Finding the right place to live is one of the biggest decisions you will make during your relocation. For anyone viewing properties in Britain’s saturated rental market – 20% (4.7 million) of households in England rent their home – the pressure is on. In London, for example, the average rental price (£2,000) is at its highest in three years due to a lack of new properties on the market. As competition grows, potential tenants are becoming increasingly reliant on holding deposits to secure their ideal home.
What is a holding deposit?
A holding deposit is an up-front payment of no more than one week’s rent to the landlord or letting agent prior to entering into the main tenancy agreement; it’s paid on the understanding that this reserves the property while references and background checks are processed. What could possibly go wrong?
Potential pitfalls of paying a holding deposit
Having traipsed around a seemingly endless chain of properties, you finally think you’ve found the one! It’s so amazing that you follow the letting agent’s advice and pay a holding deposit, to prevent someone else snapping it up first. Now the searching is finally over you can relax and plan the big move. Don’t be so sure. Unfortunately, a lack of transparency means the holding deposit process is littered with pitfalls. Rather than leaving potential tenants with peace-of-mind, they are often left out of pocket and no closer to finding somewhere to live.
What happens if you decide to pull-out?
Unlike the tenancy deposit – paid as a security measure in the event the tenant damages the property or fails to pay the rent – the holding deposit is not protected by the government-backed deposit protection scheme. Therefore, if you decide to withdraw your application for tenancy, you may struggle to get your deposit back. Tenants are often unaware that landlords and letting agents aren’t obliged to refund holding deposits under such circumstances. So, it comes as a complete surprise when the recipient retains their money to compensate for any inconvenience caused.
What if the property is marketed by more than one agent?

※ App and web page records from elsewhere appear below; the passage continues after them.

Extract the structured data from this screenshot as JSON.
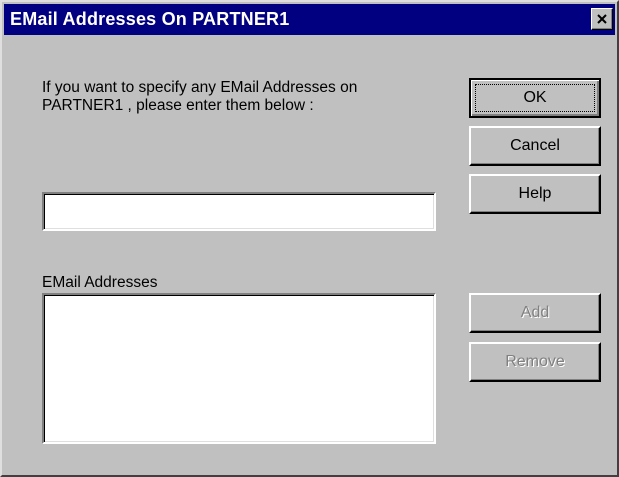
{
  "window": {
    "title": "EMail Addresses On PARTNER1",
    "close_icon": "close-icon"
  },
  "dialog": {
    "instruction": "If you want to specify any EMail Addresses on\nPARTNER1 , please enter them below :",
    "email_input_value": "",
    "list_label": "EMail Addresses",
    "list_items": []
  },
  "buttons": {
    "ok": "OK",
    "cancel": "Cancel",
    "help": "Help",
    "add": "Add",
    "remove": "Remove"
  },
  "states": {
    "add_enabled": false,
    "remove_enabled": false,
    "default_button": "ok"
  },
  "colors": {
    "titlebar": "#000080",
    "face": "#c0c0c0",
    "disabled_text": "#808080"
  }
}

If the property is marketed by more than one agent, you can’t guarantee your holding deposit has taken it off the market. Who knows how many other interested parties have paid a deposit on the same property? Consequently, you still might lose out to someone else, even though – in theory – you’ve paid for it to be “reserved”.
The failure of the holding deposit process to do exactly what it says on the tin often results in tenants ceasing their property search, only to find out they hadn’t secured the property after all. This frustration is often further compounded by a delay in refunding the deposit, which can impede the resumption of the tenant’s property search.

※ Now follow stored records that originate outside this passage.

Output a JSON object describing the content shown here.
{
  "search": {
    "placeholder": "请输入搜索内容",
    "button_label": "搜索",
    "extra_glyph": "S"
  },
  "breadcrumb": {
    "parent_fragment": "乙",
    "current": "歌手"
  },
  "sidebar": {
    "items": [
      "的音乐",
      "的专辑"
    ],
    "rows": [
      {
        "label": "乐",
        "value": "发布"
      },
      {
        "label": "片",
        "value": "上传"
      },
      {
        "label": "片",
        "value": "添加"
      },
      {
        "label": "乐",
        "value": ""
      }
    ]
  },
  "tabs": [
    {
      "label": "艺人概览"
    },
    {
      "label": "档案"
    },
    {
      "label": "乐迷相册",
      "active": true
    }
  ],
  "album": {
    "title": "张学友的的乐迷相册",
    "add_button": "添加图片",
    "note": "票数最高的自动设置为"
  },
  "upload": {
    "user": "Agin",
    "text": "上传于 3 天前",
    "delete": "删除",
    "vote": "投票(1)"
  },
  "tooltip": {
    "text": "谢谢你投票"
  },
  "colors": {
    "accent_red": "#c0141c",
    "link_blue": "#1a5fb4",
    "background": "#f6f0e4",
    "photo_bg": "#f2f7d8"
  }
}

Can you cover your back?
Currently, the only measures tenants can take to guard against misleading holding deposit agreements are:
Establish what terms and conditions apply should they withdraw their tenancy application.

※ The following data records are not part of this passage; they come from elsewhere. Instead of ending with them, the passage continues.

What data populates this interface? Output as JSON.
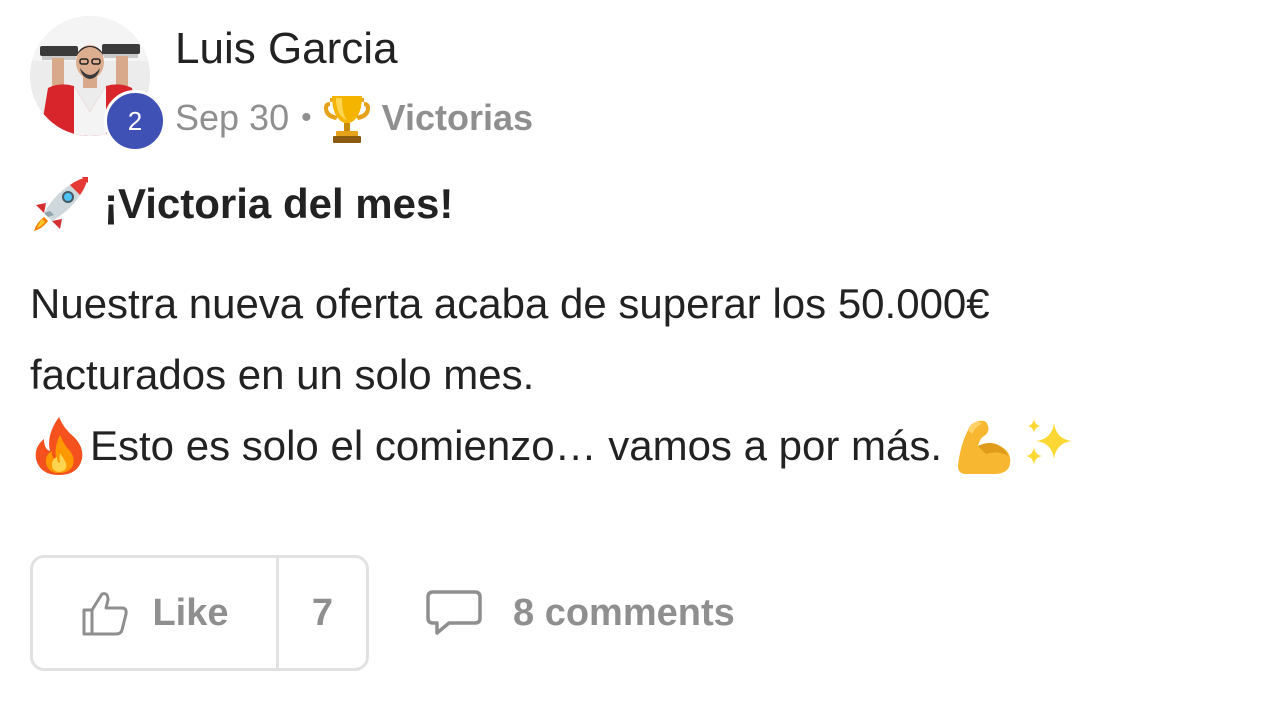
{
  "post": {
    "author": {
      "name": "Luis Garcia",
      "level": "2"
    },
    "meta": {
      "date": "Sep 30",
      "separator": "•",
      "category": "Victorias",
      "category_icon": "trophy-icon"
    },
    "title": {
      "icon": "rocket-icon",
      "text": "¡Victoria del mes!"
    },
    "body": {
      "line1": "Nuestra nueva oferta acaba de superar los 50.000€",
      "line2": "facturados en un solo mes.",
      "line3_icon": "fire-icon",
      "line3": "Esto es solo el comienzo… vamos a por más.",
      "line3_trailing_icons": [
        "flexed-biceps-icon",
        "sparkles-icon"
      ]
    },
    "actions": {
      "like_label": "Like",
      "like_count": "7",
      "comments_label": "8 comments"
    }
  },
  "colors": {
    "text": "#222222",
    "muted": "#8f8f8f",
    "badge": "#3f51b5",
    "border": "#e2e2e2"
  }
}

Check whether the property is being advertised by other letting agents.
Holding deposits are – in theory – a useful tool. However, a lack of transparency and formal regulation often leaves tenants back at square one. According to Which’s 2018 consumer review of the private rented sector in England, only 46% of tenants who paid a holding deposit believe doing so was reasonable.